21st November

Café Limbo (1)

A bell above the door jingled as I entered. It was an unostentatious place, with red checked tablecloths and wooden chairs, and a scattering of customers.

A waiter wearing a black apron, black waistcoat and red bow tie approached me. His demeanour was very calm – I knew instantly that he was good at his job.

‘For one, sir?’ He led me to a small round table in a corner. I sat down. He brought over a menu, the laminated kind that indicates standard, unchanging fare.

‘Coffee, tea or chocolate, sir?’ he asked, and the odd thing was that I did suddenly want a hot drink, though I had not known it a moment before.

‘Coffee, please,’ I said. ‘Black, no sugar.’

‘Certainly, sir.’ But he lingered, producing a pad and pencil.

‘I haven’t had a chance to decide on food yet,’ I said.

‘That’s all right, sir. Take your time. Your name, please?’

‘My name? What for?’

He gazed at me with kindly eyes.

‘Would it be Brogan, sir?’

‘No, it’s Robson.’

‘Thank you, sir.’ He made a mark on his pad. I was about to remonstrate when the bell jingled and a fat, bald man, red in the face, came in. The waiter moved towards him as if on wheels.

‘For one, sir?’

The fat man allowed himself to be led to a table. I heard the waiter offer him a hot drink. He opted for tea. The waiter asked if his name was Brogan. The man shook his head and the waiter made a mark on his pad.

At that moment I realised that I had no idea why I had come into the café, or even what town I was in. I looked at the other customers. I recognised nobody. There was no reason why I should. Nevertheless . . .

‘Waiter!’ I called.

‘One moment, sir.’

He had gone to the door, and was peering out into the gathering dark. I saw him glance at his watch.

When he came to my table he seemed somewhat anxious.

‘Something wrong?’ I asked.

‘It’s Mr Brogan,’ he said. ‘He should be here by now. All the rest of you are.’

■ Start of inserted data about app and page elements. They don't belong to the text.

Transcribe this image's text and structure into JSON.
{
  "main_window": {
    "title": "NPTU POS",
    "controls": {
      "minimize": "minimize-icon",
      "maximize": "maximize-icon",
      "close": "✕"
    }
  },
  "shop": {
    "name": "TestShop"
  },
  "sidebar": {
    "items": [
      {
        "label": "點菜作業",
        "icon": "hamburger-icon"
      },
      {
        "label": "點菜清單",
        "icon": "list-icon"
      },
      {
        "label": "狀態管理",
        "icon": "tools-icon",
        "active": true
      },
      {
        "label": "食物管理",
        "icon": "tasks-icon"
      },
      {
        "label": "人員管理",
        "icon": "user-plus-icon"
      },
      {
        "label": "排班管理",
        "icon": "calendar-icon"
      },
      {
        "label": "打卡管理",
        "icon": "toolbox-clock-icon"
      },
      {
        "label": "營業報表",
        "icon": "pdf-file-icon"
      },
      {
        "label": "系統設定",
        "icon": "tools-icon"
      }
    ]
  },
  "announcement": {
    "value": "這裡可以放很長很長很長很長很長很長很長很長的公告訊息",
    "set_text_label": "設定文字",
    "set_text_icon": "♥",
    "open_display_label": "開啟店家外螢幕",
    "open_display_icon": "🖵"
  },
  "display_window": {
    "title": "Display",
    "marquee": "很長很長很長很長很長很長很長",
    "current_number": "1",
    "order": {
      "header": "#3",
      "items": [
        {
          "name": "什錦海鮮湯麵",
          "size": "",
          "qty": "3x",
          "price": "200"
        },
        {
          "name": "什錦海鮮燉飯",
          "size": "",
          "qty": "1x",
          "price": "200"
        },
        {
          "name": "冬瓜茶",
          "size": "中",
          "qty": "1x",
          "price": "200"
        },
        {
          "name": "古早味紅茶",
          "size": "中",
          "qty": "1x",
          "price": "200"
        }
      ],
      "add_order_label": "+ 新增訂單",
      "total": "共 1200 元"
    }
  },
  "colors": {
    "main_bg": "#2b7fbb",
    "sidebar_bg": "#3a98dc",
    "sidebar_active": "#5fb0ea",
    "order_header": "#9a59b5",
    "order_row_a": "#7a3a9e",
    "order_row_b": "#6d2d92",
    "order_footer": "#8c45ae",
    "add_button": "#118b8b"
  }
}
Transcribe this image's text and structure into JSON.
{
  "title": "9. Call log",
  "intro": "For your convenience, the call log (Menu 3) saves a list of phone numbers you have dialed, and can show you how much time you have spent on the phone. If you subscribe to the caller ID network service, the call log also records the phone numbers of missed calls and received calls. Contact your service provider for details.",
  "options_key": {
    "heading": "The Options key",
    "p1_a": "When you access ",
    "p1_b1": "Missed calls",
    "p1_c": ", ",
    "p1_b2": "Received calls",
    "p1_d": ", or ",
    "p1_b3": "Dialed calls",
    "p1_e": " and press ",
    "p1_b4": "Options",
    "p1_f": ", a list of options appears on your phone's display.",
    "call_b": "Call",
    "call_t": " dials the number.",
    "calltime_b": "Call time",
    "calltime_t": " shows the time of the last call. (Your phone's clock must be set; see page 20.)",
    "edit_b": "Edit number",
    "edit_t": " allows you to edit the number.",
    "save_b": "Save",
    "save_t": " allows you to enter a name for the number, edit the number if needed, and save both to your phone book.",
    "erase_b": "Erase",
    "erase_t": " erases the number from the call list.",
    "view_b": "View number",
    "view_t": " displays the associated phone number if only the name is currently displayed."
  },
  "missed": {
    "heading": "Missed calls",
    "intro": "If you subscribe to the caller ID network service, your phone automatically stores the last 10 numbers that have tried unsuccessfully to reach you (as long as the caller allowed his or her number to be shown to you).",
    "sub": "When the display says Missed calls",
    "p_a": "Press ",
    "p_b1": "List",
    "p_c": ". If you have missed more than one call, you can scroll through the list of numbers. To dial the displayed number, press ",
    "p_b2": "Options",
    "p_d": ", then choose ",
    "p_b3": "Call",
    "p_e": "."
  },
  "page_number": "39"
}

‘Where?’ I asked. ‘Where is here?’

Reader: Tam Dean Burn
Fiddle: Aidan O'Rourke
Subscribe here for more stories & music